It was revealed earlier this month that the St. Louis-based supermarket chain, Schnucks, had a data breach that exposed at least 2.4 million customer credit and debit card numbers to an outside hacker. Schnucks is currently involved in a class action lawsuit over the breach and possible leak of credit card info by its card processing company.
Currently the news reports that this breach occured because:
- Leaders in the company don’t think that anything is wrong with their data security. According to a survey by CORE Security only 15% of CEOs are very concerned about network vulnerability; however, 65% of security officers “admitted to not having the sufficient data needed to interpret how security threats translate to overall business risk.”
- The point of sale (POS) and retail management software that retail companies use to process their customer’s card information often use inadequate security tools and minimal security best practices.
Data breaches caused by faulty security in credit card processing machines and software are surprising to most people because we expect credit card processing companies to protect our card information and personal data. In fact, credit card processing companies are mandated by the Payment Card Industry Data Security Standards (PCI-DSS) council to use encryption and encryption key management in order to sell their point of sales (POS) devices and retail management software to businesses such as Schnucks.
Despite the regulations, however, many POS and retail management vendors pass PCI-DSS audits by the skin of their teeth with data security solutions that have been cobbled together with the bare minimum requirements. If asked if they still felt exposed with their current data security solution, many database administrators will respond with a resounding, “YES.” As we have seen over and over again, these piecemeal solutions are not good enough to prevent a data breach!
This has revealed a truth that is becoming more and more evident:
Just because a merchant or a POS vendor has passed a PCI-DSS audit does not necessarily mean they are protected from a data breach! Even though PCI-DSS is supposed to protect customers and prevent data breaches of this kind, loose interpretations by auditors of PCI-DSS and poor encryption and key management techniques leave businesses open and exposed to hackers.
Schnucks could have most likely prevented this data breach by having chosen a POS vendor and retail management software ISV who offered these guarantees:
- Encryption - Always use industry standard encryption such as AES encryption.
- Encryption key management - Companies encrypting data should always protect their encryption keys using an encryption key management hardware security module (HSM). This is a critical component to securing sensitive data.

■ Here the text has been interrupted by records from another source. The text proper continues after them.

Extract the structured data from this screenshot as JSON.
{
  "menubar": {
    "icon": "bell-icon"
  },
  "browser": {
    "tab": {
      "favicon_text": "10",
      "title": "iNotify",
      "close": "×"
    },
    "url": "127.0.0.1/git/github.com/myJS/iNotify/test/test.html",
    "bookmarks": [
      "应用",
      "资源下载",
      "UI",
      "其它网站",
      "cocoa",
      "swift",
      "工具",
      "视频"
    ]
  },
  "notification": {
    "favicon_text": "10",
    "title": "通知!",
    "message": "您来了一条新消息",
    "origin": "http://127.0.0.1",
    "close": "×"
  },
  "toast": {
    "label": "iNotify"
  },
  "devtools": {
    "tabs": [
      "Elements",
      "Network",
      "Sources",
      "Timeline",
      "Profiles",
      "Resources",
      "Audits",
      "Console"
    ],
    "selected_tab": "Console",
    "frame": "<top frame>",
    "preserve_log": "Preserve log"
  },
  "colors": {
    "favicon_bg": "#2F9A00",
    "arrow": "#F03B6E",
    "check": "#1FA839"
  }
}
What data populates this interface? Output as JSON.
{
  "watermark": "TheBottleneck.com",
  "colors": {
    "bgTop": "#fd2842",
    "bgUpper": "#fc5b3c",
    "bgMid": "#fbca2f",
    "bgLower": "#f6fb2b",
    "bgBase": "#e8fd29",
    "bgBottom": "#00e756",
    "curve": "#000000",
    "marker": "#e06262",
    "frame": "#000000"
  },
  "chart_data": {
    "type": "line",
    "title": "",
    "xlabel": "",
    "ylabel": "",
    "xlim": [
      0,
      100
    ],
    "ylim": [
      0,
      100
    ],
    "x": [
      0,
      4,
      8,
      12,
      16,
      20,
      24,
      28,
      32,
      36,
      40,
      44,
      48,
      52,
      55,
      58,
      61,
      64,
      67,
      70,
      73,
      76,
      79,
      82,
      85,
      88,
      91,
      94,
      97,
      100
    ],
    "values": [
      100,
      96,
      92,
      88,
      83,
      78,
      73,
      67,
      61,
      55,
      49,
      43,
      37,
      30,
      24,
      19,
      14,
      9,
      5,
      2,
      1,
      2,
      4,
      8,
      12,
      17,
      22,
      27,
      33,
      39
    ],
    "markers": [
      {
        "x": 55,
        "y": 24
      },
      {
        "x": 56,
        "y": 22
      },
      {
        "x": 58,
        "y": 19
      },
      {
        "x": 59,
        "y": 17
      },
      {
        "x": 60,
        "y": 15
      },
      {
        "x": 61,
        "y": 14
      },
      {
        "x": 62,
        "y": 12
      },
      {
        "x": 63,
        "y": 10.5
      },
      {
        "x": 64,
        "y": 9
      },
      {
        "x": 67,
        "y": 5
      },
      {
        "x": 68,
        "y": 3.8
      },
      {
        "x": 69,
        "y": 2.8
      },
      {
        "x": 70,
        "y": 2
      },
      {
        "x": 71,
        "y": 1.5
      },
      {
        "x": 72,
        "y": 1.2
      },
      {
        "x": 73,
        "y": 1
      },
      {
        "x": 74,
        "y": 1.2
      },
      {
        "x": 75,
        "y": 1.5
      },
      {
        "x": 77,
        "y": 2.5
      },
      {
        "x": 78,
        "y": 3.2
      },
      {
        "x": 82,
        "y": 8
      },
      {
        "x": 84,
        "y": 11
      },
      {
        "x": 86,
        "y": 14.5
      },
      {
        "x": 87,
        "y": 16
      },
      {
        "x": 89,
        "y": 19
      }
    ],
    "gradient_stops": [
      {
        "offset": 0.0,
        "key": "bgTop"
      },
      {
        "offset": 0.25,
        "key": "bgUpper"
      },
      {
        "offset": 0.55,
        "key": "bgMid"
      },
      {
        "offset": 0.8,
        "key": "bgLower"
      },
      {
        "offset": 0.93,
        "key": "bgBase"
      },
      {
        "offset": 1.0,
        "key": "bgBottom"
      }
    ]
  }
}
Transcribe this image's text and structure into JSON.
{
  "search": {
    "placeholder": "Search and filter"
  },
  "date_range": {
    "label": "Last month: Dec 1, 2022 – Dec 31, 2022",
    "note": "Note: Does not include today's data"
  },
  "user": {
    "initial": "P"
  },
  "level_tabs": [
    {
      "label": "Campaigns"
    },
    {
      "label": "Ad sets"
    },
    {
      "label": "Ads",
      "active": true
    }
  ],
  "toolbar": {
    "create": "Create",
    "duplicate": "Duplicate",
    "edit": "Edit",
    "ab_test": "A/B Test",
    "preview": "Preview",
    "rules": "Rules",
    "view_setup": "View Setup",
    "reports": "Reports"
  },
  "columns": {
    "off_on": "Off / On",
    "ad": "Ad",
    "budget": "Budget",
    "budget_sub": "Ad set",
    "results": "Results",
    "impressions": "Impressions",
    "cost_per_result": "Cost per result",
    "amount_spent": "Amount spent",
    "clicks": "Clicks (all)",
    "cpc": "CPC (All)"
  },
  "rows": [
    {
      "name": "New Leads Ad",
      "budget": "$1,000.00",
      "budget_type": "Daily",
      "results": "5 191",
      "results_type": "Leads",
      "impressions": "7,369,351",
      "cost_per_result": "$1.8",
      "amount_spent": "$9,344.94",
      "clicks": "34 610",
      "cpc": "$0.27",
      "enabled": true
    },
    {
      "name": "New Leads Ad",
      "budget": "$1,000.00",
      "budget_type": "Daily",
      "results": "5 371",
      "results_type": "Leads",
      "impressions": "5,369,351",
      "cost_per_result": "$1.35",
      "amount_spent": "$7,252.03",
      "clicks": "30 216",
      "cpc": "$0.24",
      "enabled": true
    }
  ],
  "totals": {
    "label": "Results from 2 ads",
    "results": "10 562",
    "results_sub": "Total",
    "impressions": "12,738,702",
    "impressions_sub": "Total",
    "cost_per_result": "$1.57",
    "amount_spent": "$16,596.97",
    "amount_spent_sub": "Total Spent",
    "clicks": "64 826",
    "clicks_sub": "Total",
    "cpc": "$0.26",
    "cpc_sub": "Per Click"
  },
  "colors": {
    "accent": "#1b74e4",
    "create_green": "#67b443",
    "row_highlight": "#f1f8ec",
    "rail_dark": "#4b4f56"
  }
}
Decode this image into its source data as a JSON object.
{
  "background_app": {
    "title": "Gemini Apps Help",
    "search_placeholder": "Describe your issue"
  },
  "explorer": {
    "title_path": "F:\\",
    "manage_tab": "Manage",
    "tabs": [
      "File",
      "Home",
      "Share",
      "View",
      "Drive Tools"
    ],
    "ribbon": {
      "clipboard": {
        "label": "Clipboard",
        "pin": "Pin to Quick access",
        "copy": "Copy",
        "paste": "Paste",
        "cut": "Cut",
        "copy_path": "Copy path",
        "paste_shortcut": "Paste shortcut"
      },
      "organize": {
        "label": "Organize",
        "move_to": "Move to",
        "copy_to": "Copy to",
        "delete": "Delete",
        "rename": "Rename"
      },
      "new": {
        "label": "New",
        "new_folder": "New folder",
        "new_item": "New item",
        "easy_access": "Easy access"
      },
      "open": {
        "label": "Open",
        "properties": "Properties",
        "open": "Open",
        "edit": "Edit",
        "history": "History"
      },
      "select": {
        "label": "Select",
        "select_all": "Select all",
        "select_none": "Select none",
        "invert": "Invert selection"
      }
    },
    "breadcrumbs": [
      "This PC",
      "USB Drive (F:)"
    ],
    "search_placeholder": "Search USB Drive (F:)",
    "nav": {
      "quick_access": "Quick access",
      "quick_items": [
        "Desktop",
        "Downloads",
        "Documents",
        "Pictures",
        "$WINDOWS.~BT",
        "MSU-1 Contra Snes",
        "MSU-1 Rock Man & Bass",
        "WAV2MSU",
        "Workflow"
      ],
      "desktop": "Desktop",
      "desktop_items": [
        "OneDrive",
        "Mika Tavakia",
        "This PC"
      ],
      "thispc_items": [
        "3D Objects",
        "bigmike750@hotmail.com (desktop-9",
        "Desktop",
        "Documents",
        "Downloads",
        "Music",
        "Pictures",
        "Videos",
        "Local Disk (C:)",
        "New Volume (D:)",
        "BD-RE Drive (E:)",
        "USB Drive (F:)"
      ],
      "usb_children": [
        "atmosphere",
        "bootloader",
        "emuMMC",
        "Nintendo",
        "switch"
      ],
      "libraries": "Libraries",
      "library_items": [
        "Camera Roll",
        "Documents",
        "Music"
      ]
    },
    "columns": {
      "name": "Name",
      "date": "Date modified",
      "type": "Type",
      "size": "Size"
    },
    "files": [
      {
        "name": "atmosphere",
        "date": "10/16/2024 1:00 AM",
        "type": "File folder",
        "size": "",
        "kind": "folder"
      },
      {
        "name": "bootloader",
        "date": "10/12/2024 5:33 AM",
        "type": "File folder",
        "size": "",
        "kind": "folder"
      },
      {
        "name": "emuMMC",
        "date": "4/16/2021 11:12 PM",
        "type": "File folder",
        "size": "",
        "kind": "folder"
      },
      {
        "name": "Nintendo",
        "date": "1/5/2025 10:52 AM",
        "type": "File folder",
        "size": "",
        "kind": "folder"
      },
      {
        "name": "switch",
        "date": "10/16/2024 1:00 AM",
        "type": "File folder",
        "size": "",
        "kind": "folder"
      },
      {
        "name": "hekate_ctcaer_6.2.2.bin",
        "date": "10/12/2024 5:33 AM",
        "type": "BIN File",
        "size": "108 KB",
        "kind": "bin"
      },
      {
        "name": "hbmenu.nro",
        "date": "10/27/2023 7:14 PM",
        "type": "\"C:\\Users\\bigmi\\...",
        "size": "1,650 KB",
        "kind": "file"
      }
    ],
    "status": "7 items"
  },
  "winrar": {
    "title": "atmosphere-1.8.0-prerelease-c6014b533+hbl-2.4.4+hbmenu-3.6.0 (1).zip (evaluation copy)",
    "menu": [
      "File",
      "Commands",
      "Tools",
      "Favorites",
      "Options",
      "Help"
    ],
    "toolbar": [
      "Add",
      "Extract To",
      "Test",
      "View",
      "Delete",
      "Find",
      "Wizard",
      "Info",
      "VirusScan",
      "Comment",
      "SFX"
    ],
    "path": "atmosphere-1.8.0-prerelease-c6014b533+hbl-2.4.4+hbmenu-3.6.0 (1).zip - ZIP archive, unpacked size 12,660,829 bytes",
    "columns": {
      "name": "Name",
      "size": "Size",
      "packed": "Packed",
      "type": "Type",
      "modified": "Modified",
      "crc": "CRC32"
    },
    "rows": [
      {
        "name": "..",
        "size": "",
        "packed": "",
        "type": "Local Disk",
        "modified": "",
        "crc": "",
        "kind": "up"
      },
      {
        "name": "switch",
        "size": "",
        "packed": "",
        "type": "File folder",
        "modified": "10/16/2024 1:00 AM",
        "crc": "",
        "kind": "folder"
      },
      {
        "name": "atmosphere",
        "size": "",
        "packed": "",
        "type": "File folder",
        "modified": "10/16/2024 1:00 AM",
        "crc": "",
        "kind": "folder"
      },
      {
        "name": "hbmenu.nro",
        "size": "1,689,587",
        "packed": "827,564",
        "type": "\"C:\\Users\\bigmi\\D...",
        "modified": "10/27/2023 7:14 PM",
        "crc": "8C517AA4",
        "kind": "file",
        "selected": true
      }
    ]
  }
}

- System logging - A good system logging solution can help you catch and prevent changes to your network in real-time in order to prevent a data breach.
- Certifications - Your POS and retail management software provider should have encryption and key management with NIST and FIPS certifications. These certifications ensure that your encryption and key management solution are up-to-date with the highest standards.
Unfortunately, these days passing a PCI-DSS audit is not enough. Merchants and retail software vendors need to stay ahead of the game by using data security tools that are going to protect their customers and protect themselves in the event of a data breach. The bare minimum will not cut it.
Townsend Security is a leading provider of encryption, key management, and system logging solutions. We partner with POS and retail management ISVs to help these companies protect and secure sensitive data fast, easily, and at a competative price. Here at Townsend Security our team works with our partners by providing hardware, training, marketing materials, and thorough back end support to help our partners and their customers achieve peace of mind.